# DATASET EXCERPTS:
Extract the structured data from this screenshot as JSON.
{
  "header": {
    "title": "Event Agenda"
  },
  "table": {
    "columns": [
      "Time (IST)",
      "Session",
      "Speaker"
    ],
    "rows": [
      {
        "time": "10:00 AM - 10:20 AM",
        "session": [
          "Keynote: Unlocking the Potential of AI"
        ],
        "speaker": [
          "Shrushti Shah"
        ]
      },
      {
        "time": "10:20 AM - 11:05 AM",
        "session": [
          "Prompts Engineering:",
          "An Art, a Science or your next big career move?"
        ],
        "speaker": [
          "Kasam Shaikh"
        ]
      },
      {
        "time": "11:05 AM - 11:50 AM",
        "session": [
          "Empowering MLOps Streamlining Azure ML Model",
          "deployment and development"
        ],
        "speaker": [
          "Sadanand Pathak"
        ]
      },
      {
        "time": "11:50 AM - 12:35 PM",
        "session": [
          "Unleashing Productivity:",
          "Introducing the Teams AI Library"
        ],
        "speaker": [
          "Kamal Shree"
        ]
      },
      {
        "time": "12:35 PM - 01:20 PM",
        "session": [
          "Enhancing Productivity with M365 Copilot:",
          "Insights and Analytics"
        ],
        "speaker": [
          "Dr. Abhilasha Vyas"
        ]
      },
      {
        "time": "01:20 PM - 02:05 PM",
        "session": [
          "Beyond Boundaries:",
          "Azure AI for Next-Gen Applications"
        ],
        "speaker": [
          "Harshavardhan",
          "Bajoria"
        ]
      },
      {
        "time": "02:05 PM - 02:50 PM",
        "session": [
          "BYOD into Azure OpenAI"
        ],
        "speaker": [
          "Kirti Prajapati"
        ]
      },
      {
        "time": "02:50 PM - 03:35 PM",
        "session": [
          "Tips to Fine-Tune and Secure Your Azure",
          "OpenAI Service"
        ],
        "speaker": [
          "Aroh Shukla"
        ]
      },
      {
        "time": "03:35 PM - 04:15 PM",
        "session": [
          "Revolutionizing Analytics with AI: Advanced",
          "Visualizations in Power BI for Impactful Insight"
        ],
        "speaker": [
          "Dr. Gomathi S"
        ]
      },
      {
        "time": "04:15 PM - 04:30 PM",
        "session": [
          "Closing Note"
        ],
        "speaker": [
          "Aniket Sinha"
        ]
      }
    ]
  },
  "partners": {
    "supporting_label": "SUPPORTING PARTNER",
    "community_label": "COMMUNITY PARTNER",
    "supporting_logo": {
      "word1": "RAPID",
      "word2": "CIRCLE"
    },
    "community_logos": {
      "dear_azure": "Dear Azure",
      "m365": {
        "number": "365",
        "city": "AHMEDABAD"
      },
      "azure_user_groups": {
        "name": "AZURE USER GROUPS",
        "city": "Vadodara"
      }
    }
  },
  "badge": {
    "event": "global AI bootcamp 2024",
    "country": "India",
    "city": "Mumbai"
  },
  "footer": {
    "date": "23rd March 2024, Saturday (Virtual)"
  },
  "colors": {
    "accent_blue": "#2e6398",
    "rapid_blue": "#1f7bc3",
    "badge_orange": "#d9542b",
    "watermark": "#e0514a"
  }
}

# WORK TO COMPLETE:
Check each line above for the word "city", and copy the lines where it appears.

# EXERCISE OUTPUT:
        "city": "AHMEDABAD"
        "city": "Vadodara"
    "city": "Mumbai"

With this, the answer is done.